• _THE TASK_
How many lines of these entries include the string "false"? State the number alone.

• _AVAILABLE DATA_
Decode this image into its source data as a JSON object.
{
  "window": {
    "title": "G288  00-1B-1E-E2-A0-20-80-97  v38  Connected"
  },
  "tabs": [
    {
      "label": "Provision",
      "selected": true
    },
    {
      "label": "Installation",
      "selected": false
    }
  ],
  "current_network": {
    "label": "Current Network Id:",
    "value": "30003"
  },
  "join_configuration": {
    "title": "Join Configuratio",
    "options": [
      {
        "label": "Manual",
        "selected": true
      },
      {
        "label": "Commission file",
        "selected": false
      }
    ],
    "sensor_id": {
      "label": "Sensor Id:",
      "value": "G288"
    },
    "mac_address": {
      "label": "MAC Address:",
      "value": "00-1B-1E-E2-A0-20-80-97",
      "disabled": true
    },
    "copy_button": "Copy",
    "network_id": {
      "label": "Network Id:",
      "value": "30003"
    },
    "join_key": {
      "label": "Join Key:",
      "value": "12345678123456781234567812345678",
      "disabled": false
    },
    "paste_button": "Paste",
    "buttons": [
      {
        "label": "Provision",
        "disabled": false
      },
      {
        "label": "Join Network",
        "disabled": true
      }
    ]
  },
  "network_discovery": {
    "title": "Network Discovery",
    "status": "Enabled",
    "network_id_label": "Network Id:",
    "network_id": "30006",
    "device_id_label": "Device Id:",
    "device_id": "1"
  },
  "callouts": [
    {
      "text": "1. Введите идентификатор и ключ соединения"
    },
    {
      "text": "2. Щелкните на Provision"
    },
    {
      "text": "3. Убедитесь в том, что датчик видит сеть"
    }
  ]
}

• _OUTPUT BELOW_
4